ADA Policy (from Office of AccessABILITY)

In compliance with the American Disability Act of 1990 (ADA) and with Section 504 of the Rehabilitation Act of 1973, Hunter College is committed to ensuring educational parity and accommodations for all students with documented disabilities and/or medical conditions. It is recommended that all students with documented disabilities (Emotional, Medical, Physical, and/or Learning) consult the Office of AccessABILITY, located in Room E1214B, to secure necessary academic accommodations. For further information and assistance, please call: (212) 772- 4857 or (212) 650-3230.

Calendar for Spring 2016

F, Jan 29

F Feb 12

W Mar 23

F Mar 25

Apr 22, 26, 29

T May 17

First class

No class

Class, Friday schedule

No class

No classes, Spring recess

Last class

Syllabus Change Policy

Except for changes that substantially affect implementation of the evaluation (grading) statement, this syllabus is a guide for the course and is subject to change with advance notice. These changes will be announced in class and via Blackboard.

Course outline (Order subject to change.
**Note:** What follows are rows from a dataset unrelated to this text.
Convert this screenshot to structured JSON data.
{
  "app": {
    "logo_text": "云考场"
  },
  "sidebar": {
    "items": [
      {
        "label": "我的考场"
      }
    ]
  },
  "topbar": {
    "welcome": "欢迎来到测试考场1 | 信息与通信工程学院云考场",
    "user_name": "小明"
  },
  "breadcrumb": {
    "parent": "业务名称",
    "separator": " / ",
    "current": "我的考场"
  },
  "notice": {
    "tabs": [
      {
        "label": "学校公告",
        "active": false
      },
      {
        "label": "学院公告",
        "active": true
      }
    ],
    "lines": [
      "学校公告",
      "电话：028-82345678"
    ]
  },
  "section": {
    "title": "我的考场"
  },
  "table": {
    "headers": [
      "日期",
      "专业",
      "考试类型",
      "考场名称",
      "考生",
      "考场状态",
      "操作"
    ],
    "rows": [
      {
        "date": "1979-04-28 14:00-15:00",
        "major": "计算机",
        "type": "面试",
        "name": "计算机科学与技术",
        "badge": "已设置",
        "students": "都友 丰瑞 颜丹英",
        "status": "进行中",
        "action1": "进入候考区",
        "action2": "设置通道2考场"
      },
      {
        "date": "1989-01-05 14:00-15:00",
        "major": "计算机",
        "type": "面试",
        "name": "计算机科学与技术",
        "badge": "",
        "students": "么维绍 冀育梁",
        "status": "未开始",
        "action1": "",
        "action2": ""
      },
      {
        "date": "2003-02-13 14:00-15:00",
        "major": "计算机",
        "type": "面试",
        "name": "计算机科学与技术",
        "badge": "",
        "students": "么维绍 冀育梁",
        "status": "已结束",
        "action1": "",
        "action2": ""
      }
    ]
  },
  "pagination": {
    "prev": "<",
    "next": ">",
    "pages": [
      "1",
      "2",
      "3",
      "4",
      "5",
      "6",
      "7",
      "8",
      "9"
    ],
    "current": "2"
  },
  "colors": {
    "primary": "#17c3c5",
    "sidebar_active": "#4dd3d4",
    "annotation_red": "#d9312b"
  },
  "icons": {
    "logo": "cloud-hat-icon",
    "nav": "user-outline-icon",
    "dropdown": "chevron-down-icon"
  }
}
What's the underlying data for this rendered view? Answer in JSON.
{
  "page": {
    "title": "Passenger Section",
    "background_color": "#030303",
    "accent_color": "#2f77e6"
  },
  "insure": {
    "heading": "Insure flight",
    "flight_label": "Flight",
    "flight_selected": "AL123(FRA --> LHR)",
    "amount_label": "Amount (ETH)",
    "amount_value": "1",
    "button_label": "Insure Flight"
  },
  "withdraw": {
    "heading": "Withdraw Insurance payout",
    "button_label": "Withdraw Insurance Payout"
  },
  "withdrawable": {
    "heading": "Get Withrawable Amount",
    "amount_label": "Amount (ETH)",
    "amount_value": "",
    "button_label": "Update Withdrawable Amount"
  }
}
See BB for a weekly schedule)


Lecture topics:

Week 1

Introduction, Ch 1.

Week 2

Maps and GIS Ch.1

Week 3

Landforms Ch.2

Week 4

Weather and climate. Global climate change. Ch.3

Biochemical cycles and the biosphere Ch. 4

Week 5

Exam 1

Week 6

Earth resources and environmental protection Ch 5

Week 7

Population and migration Ch 6

Week 8

Cultural geography Ch 7

Week 9

Languages and religion Ch 8

Week 10

Exam 2

Week 11

Food and agriculture Ch 9

Week 12

Cities and urbanization Ch 10

Week 13

Economy and development Ch 12

Week 14

A world of states. Political geography Ch 11

Final exam


Using atlas to find geographic objects

There are at least two ways to find place names in an atlas when preparing for map quizzes:

1. If you know that the Appalachian Mountains are in North America but are not sure about their precise location.

Go to the table of contents, find the page number for the regional map of North America, and look for the Appalachians on this map. To find a smaller mountain range such as Green Mountains in the state of Vermont, you need a more detailed regional map of the North-Eastern United States.

2. If you do not know at all where the Appalachians are or when you are short on time.

Go to the Index section of the Atlas. In this section, all placenames are listed alphabetically with an indication of a page number of the map that best depicts this place. Find the Appalachians in the index, go to the indicated page, and look for this mountain range on this map.

3. You can use on-line atlases and maps, of course. But remember they are not as comprehensive as printed maps. Also, do not forget to zoom out to get a bigger view of where on Earth :) different geographic objects (rivers, states, cities, mountains) are.

Top of page


World flags    

Measurement systems (US custom to metric conversion).

Geologic time table

Link to Chernobyl photo trip http://www.angelfire.com/extreme4/kiddofspeed/

The story of stuff by Annie Leonard http://www.storyofstuff.com/